“We do more than isolate,” the sleep-deprived designer offered by way of explanation. “We give energy in the air a pathway out of the component so that components are not saturated with vibration from the loudspeakers.”
Lest you think Critical Mass Systems only manufactures high-priced products, prices start at $195 for a set of four MXK spikes, and $195 for a basic shelf. “Even though we’re very expensive, we start very low,” says Lavrencik.
At CES 2011, Critical Mass Systems products were used in the Lamm, Hansen/Tenor, and BAT rooms. In the photo, Lavrencik kneels near his Maxxum amplifier/component stands ($5650/each) and the Lamm ML3 Signature monoblocks ($139,290/pair) being used to drive Wilson Alexandria II speakers.
The Lamm ML3 controlled these large speakers very well – at low to high volumes. The reason I would have given this room one of the Best Of Shows, if I was giving best of shows, which I am not, is that there were few if any other rooms playing challenging music – from a real source (CD or LP) – that generated a large scale presentation with such ease, that had this kind of decent separation and top-to-bottom evenness… and in the end just a calm constant convincability.
It is typically very difficult to reproduce music that is playing in a Lamm room at a show – mostly classical, some Jazz, and some others picked seemingly at random. This makes for a very nice place to just sit and listen. Very civilized and respectful, different from your average room at an average show [many are just about stirring up hype and attracting reviewers. Ours, for better or worse, are seemingly much more of a party atmosphere where people typically talk a lot and share their favorite yet somehow strangely weird and bizarre music by playing it on our system.
The sound was indeed the tiniest bit soft, as has been noted elsewhere, because [and this is based on our experience with the ML3 amps as well as with these speakers on an Audio Note Ongaku, Emm Labs XDS1 and Nordost ODIN cabled system]
1) the speakers are slightly forgiving
2) the cables are slightly more forgiving
3) these equipment racks have unpredictable effects in our experience, in this case softening effects I believe based on what I have learned over time about 1) and 2) above
4) the sound in the Lamm rooms are typically setup to be a little soft – that is the way they like to do rooms at shows [more of an oasis effect as opposed to the WWIII effect]
There was a absence of real solidity to the image between the speakers, making me think that the speakers were too far apart.

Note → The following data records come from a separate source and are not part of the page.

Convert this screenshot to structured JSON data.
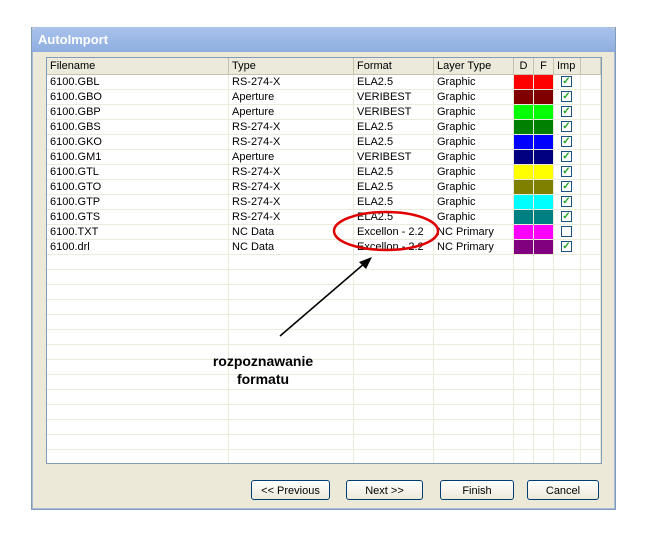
{
  "window": {
    "title": "AutoImport"
  },
  "columns": [
    "Filename",
    "Type",
    "Format",
    "Layer Type",
    "D",
    "F",
    "Imp"
  ],
  "rows": [
    {
      "file": "6100.GBL",
      "type": "RS-274-X",
      "format": "ELA2.5",
      "layer": "Graphic",
      "color": "#ff0000",
      "imp": true
    },
    {
      "file": "6100.GBO",
      "type": "Aperture",
      "format": "VERIBEST",
      "layer": "Graphic",
      "color": "#800000",
      "imp": true
    },
    {
      "file": "6100.GBP",
      "type": "Aperture",
      "format": "VERIBEST",
      "layer": "Graphic",
      "color": "#00ff00",
      "imp": true
    },
    {
      "file": "6100.GBS",
      "type": "RS-274-X",
      "format": "ELA2.5",
      "layer": "Graphic",
      "color": "#008000",
      "imp": true
    },
    {
      "file": "6100.GKO",
      "type": "RS-274-X",
      "format": "ELA2.5",
      "layer": "Graphic",
      "color": "#0000ff",
      "imp": true
    },
    {
      "file": "6100.GM1",
      "type": "Aperture",
      "format": "VERIBEST",
      "layer": "Graphic",
      "color": "#000080",
      "imp": true
    },
    {
      "file": "6100.GTL",
      "type": "RS-274-X",
      "format": "ELA2.5",
      "layer": "Graphic",
      "color": "#ffff00",
      "imp": true
    },
    {
      "file": "6100.GTO",
      "type": "RS-274-X",
      "format": "ELA2.5",
      "layer": "Graphic",
      "color": "#808000",
      "imp": true
    },
    {
      "file": "6100.GTP",
      "type": "RS-274-X",
      "format": "ELA2.5",
      "layer": "Graphic",
      "color": "#00ffff",
      "imp": true
    },
    {
      "file": "6100.GTS",
      "type": "RS-274-X",
      "format": "ELA2.5",
      "layer": "Graphic",
      "color": "#008080",
      "imp": true
    },
    {
      "file": "6100.TXT",
      "type": "NC Data",
      "format": "Excellon - 2.2",
      "layer": "NC Primary",
      "color": "#ff00ff",
      "imp": false
    },
    {
      "file": "6100.drl",
      "type": "NC Data",
      "format": "Excellon - 2.2",
      "layer": "NC Primary",
      "color": "#800080",
      "imp": true
    }
  ],
  "buttons": {
    "previous": "<< Previous",
    "next": "Next >>",
    "finish": "Finish",
    "cancel": "Cancel"
  },
  "annotation": {
    "line1": "rozpoznawanie",
    "line2": "formatu",
    "color": "#e00000"
  }
}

Although Lamm typically does speaker setup at show, including Wilson speaker setup, this time – because of the size and weight and perhaps other reasons – the Wilson factory setup the speakers.
The new Lamm ML2.2 amplifiers driving the Verity Lohengrin II speakers had a polite, almost sweet sound and was quite Enjoyable. Neli was there a lot longer than I was, so if you want to know more details about the sound, you might want to call her.
As for the Lohengrin II, in about 6 weeks we should know a lot more about how the Lamm ML3 (not the ML2.2) sound on these speakers in a much more controlled environment.
As for the new Lamm ML2.2, the replacement for the ML2.1, in this configuration two pairs were used in a bi-amp configuration to drive the speakers [see below]. There was a sense of ease to the sound – which no doubt was aided and abetted by the use of two pairs of amps instead of one.
The sound, as far as I could tell on the somewhat unfamiliar speakers and familiar but not completely understood cables and racks/amps stands – compared to the ML2.1 – is more smooth in the midrange/upper midrange and airy on top. The ML2.1 have a slight tendency to highlight some subtle details, and to be slightly diminished [as opposed to rolled off] in the very tip-top highs, and these amps appeared to have none of that. What I heard seemed to indicate – and it is something I would like to see, so perhaps I am somewhat blinded by desire – that these amps might be a blend of the best from the previous two generations: the Lamm ML2 and ML2.1 amps – along with some nice improvements [like more air on top].